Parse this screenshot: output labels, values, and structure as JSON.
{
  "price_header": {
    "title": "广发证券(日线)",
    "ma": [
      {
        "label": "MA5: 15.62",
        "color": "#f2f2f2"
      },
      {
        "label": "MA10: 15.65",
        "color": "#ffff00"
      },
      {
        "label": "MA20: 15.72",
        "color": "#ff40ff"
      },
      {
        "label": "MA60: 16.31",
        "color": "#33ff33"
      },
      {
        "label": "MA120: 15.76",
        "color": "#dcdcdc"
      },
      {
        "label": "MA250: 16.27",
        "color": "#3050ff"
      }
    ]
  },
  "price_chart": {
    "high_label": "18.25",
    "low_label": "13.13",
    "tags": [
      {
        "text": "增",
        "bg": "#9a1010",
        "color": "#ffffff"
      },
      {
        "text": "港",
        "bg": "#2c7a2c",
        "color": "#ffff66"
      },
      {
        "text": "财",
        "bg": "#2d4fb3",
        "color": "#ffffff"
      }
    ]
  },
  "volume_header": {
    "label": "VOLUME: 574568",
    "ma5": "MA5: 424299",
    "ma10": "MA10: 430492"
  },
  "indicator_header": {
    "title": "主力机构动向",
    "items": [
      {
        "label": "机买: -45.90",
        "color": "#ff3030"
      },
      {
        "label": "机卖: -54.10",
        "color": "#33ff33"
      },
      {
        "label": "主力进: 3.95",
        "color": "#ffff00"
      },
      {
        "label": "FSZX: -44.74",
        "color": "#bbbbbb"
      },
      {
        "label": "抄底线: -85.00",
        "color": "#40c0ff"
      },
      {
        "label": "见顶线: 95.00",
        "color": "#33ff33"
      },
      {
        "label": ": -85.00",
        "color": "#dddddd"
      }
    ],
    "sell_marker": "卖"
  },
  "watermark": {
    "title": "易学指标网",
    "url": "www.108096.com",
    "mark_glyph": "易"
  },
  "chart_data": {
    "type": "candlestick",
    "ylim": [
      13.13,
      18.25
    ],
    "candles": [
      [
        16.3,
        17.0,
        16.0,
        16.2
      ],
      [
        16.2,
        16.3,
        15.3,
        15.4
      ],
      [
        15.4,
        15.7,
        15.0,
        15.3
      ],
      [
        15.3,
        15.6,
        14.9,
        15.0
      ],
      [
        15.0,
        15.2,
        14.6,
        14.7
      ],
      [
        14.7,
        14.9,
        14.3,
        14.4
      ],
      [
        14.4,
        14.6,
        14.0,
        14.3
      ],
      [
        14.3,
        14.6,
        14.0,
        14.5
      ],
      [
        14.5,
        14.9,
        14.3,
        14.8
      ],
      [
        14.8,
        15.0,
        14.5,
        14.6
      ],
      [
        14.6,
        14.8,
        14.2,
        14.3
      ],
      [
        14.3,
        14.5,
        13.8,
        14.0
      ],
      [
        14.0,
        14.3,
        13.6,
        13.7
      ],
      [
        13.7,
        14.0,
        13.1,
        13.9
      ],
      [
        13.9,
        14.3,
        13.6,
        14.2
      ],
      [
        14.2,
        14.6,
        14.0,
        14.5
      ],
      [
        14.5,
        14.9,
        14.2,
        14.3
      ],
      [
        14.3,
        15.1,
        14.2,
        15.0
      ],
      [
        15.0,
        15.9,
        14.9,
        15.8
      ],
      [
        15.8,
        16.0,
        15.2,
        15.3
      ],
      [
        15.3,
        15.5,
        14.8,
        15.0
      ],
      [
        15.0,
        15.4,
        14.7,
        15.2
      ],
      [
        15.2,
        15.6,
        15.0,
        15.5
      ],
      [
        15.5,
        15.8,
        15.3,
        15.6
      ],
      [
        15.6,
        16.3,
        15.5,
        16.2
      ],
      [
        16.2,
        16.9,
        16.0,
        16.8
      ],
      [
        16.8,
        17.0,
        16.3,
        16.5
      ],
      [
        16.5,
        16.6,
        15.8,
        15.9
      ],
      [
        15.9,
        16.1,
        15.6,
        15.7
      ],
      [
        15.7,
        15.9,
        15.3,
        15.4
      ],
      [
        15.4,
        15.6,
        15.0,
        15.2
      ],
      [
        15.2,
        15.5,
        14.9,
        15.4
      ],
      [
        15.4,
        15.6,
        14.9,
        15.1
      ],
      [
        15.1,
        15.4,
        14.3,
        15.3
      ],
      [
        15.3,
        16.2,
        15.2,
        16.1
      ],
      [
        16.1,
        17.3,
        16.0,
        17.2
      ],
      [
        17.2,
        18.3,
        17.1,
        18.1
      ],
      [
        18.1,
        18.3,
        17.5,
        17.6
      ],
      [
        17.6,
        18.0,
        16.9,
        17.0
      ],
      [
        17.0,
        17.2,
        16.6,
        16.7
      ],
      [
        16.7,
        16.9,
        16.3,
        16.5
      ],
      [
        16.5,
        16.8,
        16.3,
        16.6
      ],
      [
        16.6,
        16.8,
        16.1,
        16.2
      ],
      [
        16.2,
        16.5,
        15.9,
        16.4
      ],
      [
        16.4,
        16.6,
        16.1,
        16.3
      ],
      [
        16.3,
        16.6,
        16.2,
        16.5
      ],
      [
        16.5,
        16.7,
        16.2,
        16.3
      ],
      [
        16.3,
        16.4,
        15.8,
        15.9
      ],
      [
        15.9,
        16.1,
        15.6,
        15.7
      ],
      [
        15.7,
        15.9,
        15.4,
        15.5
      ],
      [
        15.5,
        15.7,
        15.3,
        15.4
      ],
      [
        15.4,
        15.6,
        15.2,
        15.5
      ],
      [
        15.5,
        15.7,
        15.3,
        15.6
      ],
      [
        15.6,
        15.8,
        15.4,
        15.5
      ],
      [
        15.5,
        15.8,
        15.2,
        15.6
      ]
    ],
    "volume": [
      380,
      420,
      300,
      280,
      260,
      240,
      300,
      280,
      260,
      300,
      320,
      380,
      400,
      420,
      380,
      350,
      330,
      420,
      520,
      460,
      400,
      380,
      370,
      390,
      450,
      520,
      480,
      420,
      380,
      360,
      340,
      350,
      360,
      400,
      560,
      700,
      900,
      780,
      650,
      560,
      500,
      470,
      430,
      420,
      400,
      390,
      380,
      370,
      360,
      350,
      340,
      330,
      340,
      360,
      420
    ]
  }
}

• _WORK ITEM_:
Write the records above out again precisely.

• _SOLUTION TO THIS TASK_:
Parse this screenshot: output labels, values, and structure as JSON.
{
  "price_header": {
    "title": "广发证券(日线)",
    "ma": [
      {
        "label": "MA5: 15.62",
        "color": "#f2f2f2"
      },
      {
        "label": "MA10: 15.65",
        "color": "#ffff00"
      },
      {
        "label": "MA20: 15.72",
        "color": "#ff40ff"
      },
      {
        "label": "MA60: 16.31",
        "color": "#33ff33"
      },
      {
        "label": "MA120: 15.76",
        "color": "#dcdcdc"
      },
      {
        "label": "MA250: 16.27",
        "color": "#3050ff"
      }
    ]
  },
  "price_chart": {
    "high_label": "18.25",
    "low_label": "13.13",
    "tags": [
      {
        "text": "增",
        "bg": "#9a1010",
        "color": "#ffffff"
      },
      {
        "text": "港",
        "bg": "#2c7a2c",
        "color": "#ffff66"
      },
      {
        "text": "财",
        "bg": "#2d4fb3",
        "color": "#ffffff"
      }
    ]
  },
  "volume_header": {
    "label": "VOLUME: 574568",
    "ma5": "MA5: 424299",
    "ma10": "MA10: 430492"
  },
  "indicator_header": {
    "title": "主力机构动向",
    "items": [
      {
        "label": "机买: -45.90",
        "color": "#ff3030"
      },
      {
        "label": "机卖: -54.10",
        "color": "#33ff33"
      },
      {
        "label": "主力进: 3.95",
        "color": "#ffff00"
      },
      {
        "label": "FSZX: -44.74",
        "color": "#bbbbbb"
      },
      {
        "label": "抄底线: -85.00",
        "color": "#40c0ff"
      },
      {
        "label": "见顶线: 95.00",
        "color": "#33ff33"
      },
      {
        "label": ": -85.00",
        "color": "#dddddd"
      }
    ],
    "sell_marker": "卖"
  },
  "watermark": {
    "title": "易学指标网",
    "url": "www.108096.com",
    "mark_glyph": "易"
  },
  "chart_data": {
    "type": "candlestick",
    "ylim": [
      13.13,
      18.25
    ],
    "candles": [
      [
        16.3,
        17.0,
        16.0,
        16.2
      ],
      [
        16.2,
        16.3,
        15.3,
        15.4
      ],
      [
        15.4,
        15.7,
        15.0,
        15.3
      ],
      [
        15.3,
        15.6,
        14.9,
        15.0
      ],
      [
        15.0,
        15.2,
        14.6,
        14.7
      ],
      [
        14.7,
        14.9,
        14.3,
        14.4
      ],
      [
        14.4,
        14.6,
        14.0,
        14.3
      ],
      [
        14.3,
        14.6,
        14.0,
        14.5
      ],
      [
        14.5,
        14.9,
        14.3,
        14.8
      ],
      [
        14.8,
        15.0,
        14.5,
        14.6
      ],
      [
        14.6,
        14.8,
        14.2,
        14.3
      ],
      [
        14.3,
        14.5,
        13.8,
        14.0
      ],
      [
        14.0,
        14.3,
        13.6,
        13.7
      ],
      [
        13.7,
        14.0,
        13.1,
        13.9
      ],
      [
        13.9,
        14.3,
        13.6,
        14.2
      ],
      [
        14.2,
        14.6,
        14.0,
        14.5
      ],
      [
        14.5,
        14.9,
        14.2,
        14.3
      ],
      [
        14.3,
        15.1,
        14.2,
        15.0
      ],
      [
        15.0,
        15.9,
        14.9,
        15.8
      ],
      [
        15.8,
        16.0,
        15.2,
        15.3
      ],
      [
        15.3,
        15.5,
        14.8,
        15.0
      ],
      [
        15.0,
        15.4,
        14.7,
        15.2
      ],
      [
        15.2,
        15.6,
        15.0,
        15.5
      ],
      [
        15.5,
        15.8,
        15.3,
        15.6
      ],
      [
        15.6,
        16.3,
        15.5,
        16.2
      ],
      [
        16.2,
        16.9,
        16.0,
        16.8
      ],
      [
        16.8,
        17.0,
        16.3,
        16.5
      ],
      [
        16.5,
        16.6,
        15.8,
        15.9
      ],
      [
        15.9,
        16.1,
        15.6,
        15.7
      ],
      [
        15.7,
        15.9,
        15.3,
        15.4
      ],
      [
        15.4,
        15.6,
        15.0,
        15.2
      ],
      [
        15.2,
        15.5,
        14.9,
        15.4
      ],
      [
        15.4,
        15.6,
        14.9,
        15.1
      ],
      [
        15.1,
        15.4,
        14.3,
        15.3
      ],
      [
        15.3,
        16.2,
        15.2,
        16.1
      ],
      [
        16.1,
        17.3,
        16.0,
        17.2
      ],
      [
        17.2,
        18.3,
        17.1,
        18.1
      ],
      [
        18.1,
        18.3,
        17.5,
        17.6
      ],
      [
        17.6,
        18.0,
        16.9,
        17.0
      ],
      [
        17.0,
        17.2,
        16.6,
        16.7
      ],
      [
        16.7,
        16.9,
        16.3,
        16.5
      ],
      [
        16.5,
        16.8,
        16.3,
        16.6
      ],
      [
        16.6,
        16.8,
        16.1,
        16.2
      ],
      [
        16.2,
        16.5,
        15.9,
        16.4
      ],
      [
        16.4,
        16.6,
        16.1,
        16.3
      ],
      [
        16.3,
        16.6,
        16.2,
        16.5
      ],
      [
        16.5,
        16.7,
        16.2,
        16.3
      ],
      [
        16.3,
        16.4,
        15.8,
        15.9
      ],
      [
        15.9,
        16.1,
        15.6,
        15.7
      ],
      [
        15.7,
        15.9,
        15.4,
        15.5
      ],
      [
        15.5,
        15.7,
        15.3,
        15.4
      ],
      [
        15.4,
        15.6,
        15.2,
        15.5
      ],
      [
        15.5,
        15.7,
        15.3,
        15.6
      ],
      [
        15.6,
        15.8,
        15.4,
        15.5
      ],
      [
        15.5,
        15.8,
        15.2,
        15.6
      ]
    ],
    "volume": [
      380,
      420,
      300,
      280,
      260,
      240,
      300,
      280,
      260,
      300,
      320,
      380,
      400,
      420,
      380,
      350,
      330,
      420,
      520,
      460,
      400,
      380,
      370,
      390,
      450,
      520,
      480,
      420,
      380,
      360,
      340,
      350,
      360,
      400,
      560,
      700,
      900,
      780,
      650,
      560,
      500,
      470,
      430,
      420,
      400,
      390,
      380,
      370,
      360,
      350,
      340,
      330,
      340,
      360,
      420
    ]
  }
}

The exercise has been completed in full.